:: GOAL OF THE EXERCISE ::
Please count the lines below that contain the word "グローバルIPの削除", and reply with that number alone.

:: STUDY MATERIAL ::
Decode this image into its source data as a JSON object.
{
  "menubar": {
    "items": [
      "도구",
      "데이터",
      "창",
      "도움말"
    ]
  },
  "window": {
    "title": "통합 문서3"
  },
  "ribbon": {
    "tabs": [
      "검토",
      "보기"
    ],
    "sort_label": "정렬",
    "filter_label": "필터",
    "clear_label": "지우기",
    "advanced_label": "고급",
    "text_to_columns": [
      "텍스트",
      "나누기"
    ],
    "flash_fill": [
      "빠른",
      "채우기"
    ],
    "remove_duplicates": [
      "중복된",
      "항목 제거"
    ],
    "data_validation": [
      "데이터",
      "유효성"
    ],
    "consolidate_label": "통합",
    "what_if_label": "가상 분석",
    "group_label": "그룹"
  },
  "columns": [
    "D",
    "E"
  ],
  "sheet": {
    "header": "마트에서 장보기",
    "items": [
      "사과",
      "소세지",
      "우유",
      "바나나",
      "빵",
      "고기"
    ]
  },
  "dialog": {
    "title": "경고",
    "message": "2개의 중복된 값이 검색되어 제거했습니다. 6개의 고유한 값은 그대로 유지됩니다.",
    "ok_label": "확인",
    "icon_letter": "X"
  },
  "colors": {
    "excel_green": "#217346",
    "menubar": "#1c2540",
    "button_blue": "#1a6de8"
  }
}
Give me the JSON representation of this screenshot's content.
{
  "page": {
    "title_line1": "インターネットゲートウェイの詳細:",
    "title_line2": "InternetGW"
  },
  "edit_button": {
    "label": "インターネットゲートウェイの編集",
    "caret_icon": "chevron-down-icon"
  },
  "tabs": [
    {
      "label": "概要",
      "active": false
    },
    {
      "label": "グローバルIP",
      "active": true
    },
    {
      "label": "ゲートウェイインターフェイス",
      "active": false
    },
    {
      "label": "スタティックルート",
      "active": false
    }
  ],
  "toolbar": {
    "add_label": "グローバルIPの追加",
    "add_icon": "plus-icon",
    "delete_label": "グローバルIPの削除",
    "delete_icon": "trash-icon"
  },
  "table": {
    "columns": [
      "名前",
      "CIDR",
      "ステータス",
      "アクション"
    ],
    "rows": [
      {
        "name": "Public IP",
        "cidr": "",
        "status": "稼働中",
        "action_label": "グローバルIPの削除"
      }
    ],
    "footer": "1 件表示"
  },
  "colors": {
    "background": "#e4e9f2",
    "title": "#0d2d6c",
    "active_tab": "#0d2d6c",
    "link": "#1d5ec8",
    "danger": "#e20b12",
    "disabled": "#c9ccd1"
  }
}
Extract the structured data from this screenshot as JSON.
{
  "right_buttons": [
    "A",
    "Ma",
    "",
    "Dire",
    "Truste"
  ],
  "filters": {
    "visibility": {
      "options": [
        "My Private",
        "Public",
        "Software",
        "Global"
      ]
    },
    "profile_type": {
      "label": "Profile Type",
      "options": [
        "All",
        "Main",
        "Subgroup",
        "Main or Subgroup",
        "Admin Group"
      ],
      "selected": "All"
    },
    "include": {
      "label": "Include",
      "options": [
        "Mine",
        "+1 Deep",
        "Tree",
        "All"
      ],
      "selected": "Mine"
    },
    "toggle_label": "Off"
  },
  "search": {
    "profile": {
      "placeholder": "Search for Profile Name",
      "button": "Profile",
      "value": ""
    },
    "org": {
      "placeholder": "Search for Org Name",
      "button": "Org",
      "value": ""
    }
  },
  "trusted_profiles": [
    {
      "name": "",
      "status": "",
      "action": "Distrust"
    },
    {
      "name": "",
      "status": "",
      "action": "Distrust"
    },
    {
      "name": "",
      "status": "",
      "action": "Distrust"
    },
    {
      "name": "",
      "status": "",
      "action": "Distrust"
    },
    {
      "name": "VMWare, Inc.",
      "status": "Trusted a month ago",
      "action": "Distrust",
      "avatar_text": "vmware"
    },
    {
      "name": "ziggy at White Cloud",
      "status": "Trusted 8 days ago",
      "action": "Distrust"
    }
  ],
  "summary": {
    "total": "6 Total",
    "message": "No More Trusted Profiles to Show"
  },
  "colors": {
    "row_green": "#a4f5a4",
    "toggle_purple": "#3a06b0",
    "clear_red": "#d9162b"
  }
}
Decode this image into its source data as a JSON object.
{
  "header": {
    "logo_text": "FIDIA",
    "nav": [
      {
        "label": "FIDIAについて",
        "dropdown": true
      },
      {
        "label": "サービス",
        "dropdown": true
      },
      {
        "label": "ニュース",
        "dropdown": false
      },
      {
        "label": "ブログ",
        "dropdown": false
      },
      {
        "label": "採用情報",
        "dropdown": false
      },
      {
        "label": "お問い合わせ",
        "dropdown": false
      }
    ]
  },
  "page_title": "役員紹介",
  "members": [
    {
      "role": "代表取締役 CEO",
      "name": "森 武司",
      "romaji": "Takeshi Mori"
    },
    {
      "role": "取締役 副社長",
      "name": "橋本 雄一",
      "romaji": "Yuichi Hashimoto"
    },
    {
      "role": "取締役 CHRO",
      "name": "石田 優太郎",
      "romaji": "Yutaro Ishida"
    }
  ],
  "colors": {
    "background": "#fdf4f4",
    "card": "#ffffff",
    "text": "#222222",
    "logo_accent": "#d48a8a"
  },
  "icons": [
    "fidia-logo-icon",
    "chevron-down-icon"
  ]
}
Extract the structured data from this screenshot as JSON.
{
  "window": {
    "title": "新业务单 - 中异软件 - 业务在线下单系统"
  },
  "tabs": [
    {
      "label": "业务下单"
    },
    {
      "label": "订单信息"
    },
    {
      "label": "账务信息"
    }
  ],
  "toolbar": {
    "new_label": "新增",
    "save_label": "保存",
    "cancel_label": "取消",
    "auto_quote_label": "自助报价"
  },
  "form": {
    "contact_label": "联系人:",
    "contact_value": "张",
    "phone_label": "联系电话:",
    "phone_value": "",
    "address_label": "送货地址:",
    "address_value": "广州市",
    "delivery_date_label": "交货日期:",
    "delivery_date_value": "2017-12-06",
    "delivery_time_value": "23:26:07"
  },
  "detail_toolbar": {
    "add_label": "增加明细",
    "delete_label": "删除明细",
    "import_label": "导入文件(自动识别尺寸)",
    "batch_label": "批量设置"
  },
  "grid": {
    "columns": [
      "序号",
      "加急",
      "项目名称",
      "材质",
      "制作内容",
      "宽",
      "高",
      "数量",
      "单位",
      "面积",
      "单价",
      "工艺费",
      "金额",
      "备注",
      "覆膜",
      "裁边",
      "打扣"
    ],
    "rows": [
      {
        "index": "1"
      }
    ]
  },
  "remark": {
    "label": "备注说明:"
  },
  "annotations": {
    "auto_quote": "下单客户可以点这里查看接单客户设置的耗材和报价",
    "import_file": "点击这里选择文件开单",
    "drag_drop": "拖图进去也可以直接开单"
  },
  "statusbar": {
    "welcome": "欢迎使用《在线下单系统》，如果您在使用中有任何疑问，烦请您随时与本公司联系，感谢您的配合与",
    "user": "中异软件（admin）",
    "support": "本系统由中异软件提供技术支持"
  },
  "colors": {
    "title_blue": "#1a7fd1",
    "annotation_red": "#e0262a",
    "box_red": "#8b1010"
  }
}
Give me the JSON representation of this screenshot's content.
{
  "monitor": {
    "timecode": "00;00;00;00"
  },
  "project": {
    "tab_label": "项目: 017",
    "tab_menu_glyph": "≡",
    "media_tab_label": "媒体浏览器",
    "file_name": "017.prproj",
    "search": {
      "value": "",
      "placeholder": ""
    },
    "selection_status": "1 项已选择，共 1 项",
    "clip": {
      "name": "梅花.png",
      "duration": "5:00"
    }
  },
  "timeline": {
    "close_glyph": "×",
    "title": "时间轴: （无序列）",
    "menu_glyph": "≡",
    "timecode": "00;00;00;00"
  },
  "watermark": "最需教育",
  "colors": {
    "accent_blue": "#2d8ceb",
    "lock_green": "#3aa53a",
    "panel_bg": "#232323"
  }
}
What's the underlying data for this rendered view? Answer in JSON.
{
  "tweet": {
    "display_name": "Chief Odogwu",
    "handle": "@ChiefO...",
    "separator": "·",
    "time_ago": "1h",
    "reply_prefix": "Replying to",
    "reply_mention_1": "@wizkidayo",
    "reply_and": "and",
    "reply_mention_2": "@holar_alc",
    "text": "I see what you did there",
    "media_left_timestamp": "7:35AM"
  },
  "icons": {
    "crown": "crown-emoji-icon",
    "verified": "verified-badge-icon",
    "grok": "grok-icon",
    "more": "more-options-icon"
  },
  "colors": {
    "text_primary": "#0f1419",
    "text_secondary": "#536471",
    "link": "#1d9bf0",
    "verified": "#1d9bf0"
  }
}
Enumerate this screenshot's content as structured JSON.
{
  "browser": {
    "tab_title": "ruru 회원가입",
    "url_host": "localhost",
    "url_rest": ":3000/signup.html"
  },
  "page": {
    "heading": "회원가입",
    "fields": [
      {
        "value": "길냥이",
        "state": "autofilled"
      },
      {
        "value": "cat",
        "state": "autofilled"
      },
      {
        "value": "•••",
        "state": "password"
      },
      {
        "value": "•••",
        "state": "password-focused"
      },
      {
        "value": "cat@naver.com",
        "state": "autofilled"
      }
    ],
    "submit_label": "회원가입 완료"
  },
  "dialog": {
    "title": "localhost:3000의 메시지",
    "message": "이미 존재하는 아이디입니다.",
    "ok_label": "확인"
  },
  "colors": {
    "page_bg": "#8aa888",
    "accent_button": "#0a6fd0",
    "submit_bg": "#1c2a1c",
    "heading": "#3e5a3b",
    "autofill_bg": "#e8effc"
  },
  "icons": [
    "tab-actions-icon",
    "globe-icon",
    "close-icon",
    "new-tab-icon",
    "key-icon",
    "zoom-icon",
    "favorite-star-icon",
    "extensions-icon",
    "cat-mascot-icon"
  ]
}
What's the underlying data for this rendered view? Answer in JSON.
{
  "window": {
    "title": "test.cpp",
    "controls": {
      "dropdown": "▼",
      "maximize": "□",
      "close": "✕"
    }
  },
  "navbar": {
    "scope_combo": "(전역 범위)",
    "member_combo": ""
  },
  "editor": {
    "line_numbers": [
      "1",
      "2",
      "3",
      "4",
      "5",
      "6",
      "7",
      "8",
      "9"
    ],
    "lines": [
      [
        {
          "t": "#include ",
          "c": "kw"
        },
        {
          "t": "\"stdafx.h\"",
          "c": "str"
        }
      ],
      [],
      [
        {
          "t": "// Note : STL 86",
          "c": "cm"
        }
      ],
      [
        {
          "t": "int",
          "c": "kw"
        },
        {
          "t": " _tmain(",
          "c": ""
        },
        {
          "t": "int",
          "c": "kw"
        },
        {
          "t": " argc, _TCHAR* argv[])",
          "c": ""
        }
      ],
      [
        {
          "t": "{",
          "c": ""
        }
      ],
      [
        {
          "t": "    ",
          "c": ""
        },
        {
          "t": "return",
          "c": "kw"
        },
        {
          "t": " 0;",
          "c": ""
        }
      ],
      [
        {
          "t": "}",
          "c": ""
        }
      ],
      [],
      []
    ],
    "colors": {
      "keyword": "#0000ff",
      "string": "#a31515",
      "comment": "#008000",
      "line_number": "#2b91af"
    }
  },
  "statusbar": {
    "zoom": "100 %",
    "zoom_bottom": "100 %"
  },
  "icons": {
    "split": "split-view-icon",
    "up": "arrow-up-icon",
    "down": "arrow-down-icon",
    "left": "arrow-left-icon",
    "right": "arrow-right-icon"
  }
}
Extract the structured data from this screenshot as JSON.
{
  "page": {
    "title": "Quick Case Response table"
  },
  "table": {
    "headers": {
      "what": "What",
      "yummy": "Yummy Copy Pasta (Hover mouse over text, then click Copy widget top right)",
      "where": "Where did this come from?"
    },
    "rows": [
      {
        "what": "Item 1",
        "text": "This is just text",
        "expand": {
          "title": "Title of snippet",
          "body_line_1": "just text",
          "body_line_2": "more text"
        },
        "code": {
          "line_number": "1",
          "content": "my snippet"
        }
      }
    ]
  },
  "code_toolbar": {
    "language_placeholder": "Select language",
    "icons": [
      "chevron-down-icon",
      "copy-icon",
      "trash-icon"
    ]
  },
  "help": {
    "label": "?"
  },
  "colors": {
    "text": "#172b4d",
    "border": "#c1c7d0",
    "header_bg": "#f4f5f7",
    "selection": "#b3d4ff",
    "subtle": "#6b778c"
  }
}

:: RESULT FOR THIS EXERCISE ::
2